By Chad Ingram
I wasn’t going to write a “this is why we need Minden Pride” column this year, as I have in others.
I thought, as a community, we were beyond that. I was going to write about the county’s acquisition of the Minden daycare and how that is the best case scenario regarding that situation.
However, late last week, somebody decided to cut the Minden Pride banner off the Loggers’ Crossing bridge. So, here we go.
First, it should be noted, as Minden Pride chairman David Rankin said during the flag-raising ceremony on Monday, “We do not know why this occurred, nor the motive behind it.”
It is possible that whoever cut down the banner just has it out for banners in general. However, while it may be an assumption, logic dictates that it was likely an act of homophobic vandalism. Minden Pride itself was created in response to an act of homophobic vandalism.
In fact, all Pride celebrations were born out of protest, out of retaliation and resistance. The Stonewall riots in New York City, which occurred a half-century ago this summer and were an uprising by the LGBTQ+ community against the New York Police Department for years of oppression and brutality, essentially gave way to the gay rights movement in North America. Until that same year, it was still illegal to be homosexual in Canada and people, mostly men, were incarcerated for it. Canada’s largest Pride celebration, Pride Toronto, was born out of protest in 1981 in response to series of bathhouse raids in the city by police. Pride celebrations, while often jubilant occasions, are at their root protests, and whoever cut the banner off the footbridge in Minden has demonstrated in their own special way why they are necessary.
If you’re somebody who walks around asking why the LGBTQ+ community gets its own parade, it’s probably because you are somebody who doesn’t need a parade. You probably have nothing to protest. You probably don’t face discrimination or harassment based on the way you were born.
Pride is not about special treatment, it’s about equal treatment. It’s about inclusion and equality, socially and under the law. If you have a problem with Pride, it’s definitely you who has the problem.
I hope that whoever cut down the banner was a teenager or a kid, so at least the act can be somewhat written off as youthful ignorance. If the culprit was an adult, then that’s just profoundly sad. Either way, it doesn’t detract from, and will not deter, the inclusive, caring and positive things happening in this community.
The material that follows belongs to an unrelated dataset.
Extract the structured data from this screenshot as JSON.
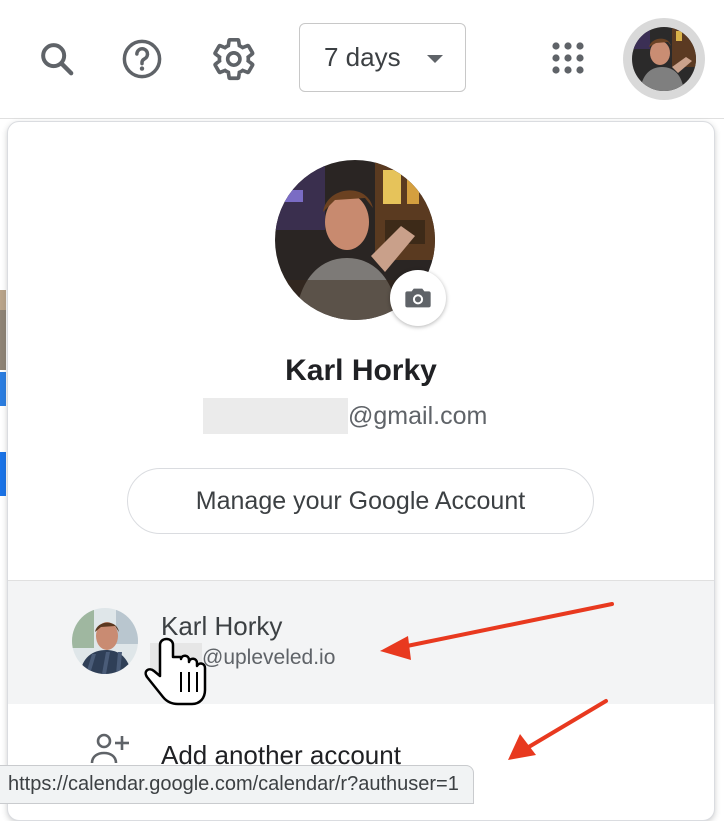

Case in point: After learning the banner had been cut down, a pair of Minden sisters, with some help from their grandmother, replaced the banner with one of their own making. Thank you to Naiomi and Clementine Bainbridge for your demonstration of the true spirit of this community.